A feral cat is not socialized
Either she was born outside and never lived with humans, or she is a companion cat who has strayed
from home and over time has become unsocialized to humans.
Feral cats should not be taken to animal control pounds and shelters.
cats’ needs are not met by the current animal control and shelter system. Feral cats live outside, but are killed in
shelters. Even no-kill shelters are not able to place feral cats in homes.
Feral kittens can be adopted.
Feral kittens can often be adopted
into homes, but they must be socialized at an early age. This is a critical window, and if they aren’t handled in time,
they will remain feral and therefore unadoptable.
cats can have the same lifespan as companion cats.
And they are just as healthy, too. The incidence of disease
in feral cats is just as low as in companion cats. They live healthy, natural lives on their own, content in their outdoor
Humans are the
cause of wildlife depletion.
Studies show that the overwhelming cause of wildlife depletion is destruction of
natural habitat due to man-made structures, chemical pollution, pesticides, and drought — not feral cats.
“Catch and kill” doesn’t work.
It is an endless, cruel cycle and is extremely costly to taxpayers. Cats choose to reside in locations for a reason: there
is a food source (intended or not) and shelter. When cats are removed from a location, survivors breed to capacity or new
cats move in. This “vacuum effect” is well documented.
Trap-Neuter-Return does work.
No more kittens. Their numbers
gradually go down and their lives are improved. The behaviors and stresses associated with mating, such as yowling or fighting,

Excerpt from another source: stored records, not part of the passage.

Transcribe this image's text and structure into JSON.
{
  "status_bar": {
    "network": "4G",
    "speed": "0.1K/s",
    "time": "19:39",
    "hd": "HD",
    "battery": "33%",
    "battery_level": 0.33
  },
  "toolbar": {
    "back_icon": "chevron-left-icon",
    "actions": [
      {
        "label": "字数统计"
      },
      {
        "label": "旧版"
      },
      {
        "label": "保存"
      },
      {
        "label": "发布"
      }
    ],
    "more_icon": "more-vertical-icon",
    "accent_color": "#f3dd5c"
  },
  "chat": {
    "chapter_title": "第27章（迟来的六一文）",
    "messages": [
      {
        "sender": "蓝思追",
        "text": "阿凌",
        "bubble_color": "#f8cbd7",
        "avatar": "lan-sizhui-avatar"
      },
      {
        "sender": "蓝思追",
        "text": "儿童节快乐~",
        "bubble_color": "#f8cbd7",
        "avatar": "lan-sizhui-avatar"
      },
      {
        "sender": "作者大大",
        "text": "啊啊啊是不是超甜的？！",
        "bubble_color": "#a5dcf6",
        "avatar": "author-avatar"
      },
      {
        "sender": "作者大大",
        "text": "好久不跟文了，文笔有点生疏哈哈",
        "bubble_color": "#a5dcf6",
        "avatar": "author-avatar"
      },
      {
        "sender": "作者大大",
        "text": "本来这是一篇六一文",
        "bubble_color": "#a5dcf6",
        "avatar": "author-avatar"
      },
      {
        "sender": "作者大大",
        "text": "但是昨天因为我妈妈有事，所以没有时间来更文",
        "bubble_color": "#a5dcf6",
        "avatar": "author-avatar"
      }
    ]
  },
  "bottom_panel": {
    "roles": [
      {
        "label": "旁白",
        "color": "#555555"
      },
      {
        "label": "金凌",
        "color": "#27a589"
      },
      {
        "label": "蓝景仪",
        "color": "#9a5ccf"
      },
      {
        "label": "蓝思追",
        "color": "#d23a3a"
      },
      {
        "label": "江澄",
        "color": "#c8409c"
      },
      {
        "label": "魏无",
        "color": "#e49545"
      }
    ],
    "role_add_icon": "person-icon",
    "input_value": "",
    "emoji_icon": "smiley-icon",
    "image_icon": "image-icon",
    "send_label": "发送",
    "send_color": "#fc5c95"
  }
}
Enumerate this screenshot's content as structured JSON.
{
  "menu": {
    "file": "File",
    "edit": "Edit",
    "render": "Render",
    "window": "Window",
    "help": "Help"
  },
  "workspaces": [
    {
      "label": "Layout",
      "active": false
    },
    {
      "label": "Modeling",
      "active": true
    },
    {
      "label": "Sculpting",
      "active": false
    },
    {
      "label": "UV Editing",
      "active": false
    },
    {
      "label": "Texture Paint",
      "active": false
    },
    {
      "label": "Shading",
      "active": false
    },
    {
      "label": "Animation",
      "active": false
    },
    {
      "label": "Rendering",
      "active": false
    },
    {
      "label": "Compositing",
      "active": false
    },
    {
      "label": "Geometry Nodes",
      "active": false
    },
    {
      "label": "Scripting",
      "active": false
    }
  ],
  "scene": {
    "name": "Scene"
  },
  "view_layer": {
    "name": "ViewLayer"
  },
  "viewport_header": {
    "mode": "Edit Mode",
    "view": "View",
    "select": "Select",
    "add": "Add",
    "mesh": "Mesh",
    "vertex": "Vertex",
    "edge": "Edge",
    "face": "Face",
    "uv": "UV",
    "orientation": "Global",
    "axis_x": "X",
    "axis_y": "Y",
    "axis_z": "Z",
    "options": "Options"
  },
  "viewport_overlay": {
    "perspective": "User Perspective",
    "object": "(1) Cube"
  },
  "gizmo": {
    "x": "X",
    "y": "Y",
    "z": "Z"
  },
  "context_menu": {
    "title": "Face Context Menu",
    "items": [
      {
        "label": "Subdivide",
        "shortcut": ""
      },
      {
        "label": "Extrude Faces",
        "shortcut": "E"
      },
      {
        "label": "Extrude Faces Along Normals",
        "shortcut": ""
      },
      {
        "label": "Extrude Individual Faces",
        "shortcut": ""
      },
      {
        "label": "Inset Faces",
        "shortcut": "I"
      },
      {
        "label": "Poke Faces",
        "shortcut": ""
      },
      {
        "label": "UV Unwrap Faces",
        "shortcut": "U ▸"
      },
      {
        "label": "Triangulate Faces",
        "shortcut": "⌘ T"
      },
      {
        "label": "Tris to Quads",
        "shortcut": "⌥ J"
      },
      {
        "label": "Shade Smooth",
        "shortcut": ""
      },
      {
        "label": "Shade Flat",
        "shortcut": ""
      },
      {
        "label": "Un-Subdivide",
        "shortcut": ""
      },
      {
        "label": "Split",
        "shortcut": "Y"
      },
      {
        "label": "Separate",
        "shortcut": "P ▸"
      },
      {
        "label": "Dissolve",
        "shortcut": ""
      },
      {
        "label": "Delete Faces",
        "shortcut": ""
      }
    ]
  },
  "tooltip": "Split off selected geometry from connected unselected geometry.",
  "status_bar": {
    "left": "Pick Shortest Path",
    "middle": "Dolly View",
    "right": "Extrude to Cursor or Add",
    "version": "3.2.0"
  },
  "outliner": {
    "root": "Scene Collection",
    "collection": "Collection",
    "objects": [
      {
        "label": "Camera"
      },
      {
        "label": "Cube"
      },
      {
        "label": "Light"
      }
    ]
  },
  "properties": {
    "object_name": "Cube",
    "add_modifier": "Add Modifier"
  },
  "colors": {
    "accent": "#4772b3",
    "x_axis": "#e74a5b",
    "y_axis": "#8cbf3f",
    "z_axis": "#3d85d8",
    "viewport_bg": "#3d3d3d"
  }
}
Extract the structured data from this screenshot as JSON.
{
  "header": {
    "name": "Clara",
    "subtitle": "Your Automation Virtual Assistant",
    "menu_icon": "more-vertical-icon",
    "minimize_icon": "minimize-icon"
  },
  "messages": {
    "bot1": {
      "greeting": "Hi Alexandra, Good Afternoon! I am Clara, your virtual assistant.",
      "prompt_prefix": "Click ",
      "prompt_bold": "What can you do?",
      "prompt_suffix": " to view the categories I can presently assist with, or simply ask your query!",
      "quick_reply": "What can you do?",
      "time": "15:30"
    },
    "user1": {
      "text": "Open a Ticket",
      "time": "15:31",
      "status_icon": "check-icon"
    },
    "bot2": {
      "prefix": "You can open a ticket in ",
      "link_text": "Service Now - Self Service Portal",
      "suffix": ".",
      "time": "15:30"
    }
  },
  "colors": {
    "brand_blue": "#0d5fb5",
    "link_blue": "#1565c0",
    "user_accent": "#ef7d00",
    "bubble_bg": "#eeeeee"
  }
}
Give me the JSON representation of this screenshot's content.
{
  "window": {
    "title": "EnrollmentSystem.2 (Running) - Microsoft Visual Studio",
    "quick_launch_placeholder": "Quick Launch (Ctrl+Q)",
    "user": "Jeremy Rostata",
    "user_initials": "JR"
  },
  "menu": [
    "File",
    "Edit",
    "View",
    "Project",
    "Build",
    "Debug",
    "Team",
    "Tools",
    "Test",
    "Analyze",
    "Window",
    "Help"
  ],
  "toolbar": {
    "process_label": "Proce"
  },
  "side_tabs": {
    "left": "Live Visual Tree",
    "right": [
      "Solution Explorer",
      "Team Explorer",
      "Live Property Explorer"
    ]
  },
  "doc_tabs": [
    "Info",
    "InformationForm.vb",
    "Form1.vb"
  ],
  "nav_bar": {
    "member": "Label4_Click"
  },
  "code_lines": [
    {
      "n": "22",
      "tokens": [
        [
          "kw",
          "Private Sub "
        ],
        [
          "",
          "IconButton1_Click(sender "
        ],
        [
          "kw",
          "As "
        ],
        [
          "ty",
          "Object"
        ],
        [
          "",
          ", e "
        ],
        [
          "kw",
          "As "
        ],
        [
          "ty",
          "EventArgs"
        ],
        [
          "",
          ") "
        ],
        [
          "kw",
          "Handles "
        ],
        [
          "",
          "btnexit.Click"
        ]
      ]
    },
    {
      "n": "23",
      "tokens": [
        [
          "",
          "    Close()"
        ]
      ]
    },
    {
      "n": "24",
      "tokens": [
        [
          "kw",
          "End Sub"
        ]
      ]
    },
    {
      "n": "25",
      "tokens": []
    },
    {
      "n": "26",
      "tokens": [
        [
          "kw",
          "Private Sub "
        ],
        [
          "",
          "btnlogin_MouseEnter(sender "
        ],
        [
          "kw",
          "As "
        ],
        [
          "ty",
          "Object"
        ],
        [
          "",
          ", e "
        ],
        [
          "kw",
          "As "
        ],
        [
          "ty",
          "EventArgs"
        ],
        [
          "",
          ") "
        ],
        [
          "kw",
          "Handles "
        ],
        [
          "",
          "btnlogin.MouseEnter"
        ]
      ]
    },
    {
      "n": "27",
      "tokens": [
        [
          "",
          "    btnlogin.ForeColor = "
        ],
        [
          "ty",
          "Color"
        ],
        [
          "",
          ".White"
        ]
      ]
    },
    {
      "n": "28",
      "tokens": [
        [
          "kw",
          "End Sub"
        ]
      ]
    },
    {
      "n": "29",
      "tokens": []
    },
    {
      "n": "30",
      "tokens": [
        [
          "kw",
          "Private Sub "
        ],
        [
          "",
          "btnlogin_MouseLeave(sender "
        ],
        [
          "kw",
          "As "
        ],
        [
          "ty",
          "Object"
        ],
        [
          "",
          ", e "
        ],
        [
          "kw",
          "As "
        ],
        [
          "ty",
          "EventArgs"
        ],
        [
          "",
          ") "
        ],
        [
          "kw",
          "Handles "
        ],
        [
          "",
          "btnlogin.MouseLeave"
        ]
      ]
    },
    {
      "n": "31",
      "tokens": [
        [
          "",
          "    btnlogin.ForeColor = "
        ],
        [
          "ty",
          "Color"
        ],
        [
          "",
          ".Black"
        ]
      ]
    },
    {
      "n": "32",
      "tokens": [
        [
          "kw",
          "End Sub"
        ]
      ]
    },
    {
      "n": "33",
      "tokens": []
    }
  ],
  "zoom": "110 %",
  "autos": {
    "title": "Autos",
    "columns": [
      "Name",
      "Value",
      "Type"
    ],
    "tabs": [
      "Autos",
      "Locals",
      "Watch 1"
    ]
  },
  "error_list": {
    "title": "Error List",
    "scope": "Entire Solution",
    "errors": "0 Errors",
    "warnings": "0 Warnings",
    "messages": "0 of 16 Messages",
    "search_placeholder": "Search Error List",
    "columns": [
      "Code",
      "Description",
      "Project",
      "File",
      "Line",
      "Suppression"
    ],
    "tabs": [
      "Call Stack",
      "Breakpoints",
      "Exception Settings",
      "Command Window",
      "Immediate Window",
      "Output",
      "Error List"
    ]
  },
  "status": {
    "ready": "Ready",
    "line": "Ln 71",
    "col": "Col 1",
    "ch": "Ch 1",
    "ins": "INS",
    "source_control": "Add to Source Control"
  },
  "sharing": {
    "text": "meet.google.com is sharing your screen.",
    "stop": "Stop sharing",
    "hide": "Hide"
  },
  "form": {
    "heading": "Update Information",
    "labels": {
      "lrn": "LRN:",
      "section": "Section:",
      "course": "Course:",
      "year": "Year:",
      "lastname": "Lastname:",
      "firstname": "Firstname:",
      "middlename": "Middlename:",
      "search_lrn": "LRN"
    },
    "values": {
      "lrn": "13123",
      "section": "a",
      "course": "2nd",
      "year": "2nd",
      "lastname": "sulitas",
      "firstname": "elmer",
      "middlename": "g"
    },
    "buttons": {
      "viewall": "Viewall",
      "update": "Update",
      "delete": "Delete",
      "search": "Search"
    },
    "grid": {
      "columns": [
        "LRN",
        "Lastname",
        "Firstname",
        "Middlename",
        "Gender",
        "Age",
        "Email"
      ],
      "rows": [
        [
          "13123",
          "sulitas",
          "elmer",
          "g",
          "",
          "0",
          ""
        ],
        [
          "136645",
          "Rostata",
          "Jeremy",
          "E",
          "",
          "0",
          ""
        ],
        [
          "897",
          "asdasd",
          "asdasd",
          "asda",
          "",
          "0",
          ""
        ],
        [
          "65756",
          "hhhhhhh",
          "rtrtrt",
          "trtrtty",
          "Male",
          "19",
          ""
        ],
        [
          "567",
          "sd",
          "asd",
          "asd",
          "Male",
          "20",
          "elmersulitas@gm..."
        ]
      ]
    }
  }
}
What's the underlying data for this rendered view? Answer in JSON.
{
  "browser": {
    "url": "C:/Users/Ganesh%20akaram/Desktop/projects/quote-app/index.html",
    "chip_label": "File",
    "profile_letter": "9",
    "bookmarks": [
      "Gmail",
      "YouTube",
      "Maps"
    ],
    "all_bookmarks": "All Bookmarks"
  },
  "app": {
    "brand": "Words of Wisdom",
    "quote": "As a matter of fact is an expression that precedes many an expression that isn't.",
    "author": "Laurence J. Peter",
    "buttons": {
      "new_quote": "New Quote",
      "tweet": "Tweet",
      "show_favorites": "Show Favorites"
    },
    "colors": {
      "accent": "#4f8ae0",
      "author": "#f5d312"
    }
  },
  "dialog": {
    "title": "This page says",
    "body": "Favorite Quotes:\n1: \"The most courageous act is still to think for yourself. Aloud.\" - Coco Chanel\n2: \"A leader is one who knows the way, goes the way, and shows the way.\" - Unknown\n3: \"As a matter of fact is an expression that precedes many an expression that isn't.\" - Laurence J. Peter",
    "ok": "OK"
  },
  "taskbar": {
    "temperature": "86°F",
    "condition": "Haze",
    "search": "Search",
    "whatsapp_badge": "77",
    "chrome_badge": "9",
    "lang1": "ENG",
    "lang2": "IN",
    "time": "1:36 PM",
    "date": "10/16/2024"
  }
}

stop. The cats are also vaccinated. This program creates a safety net for both the cats and the community.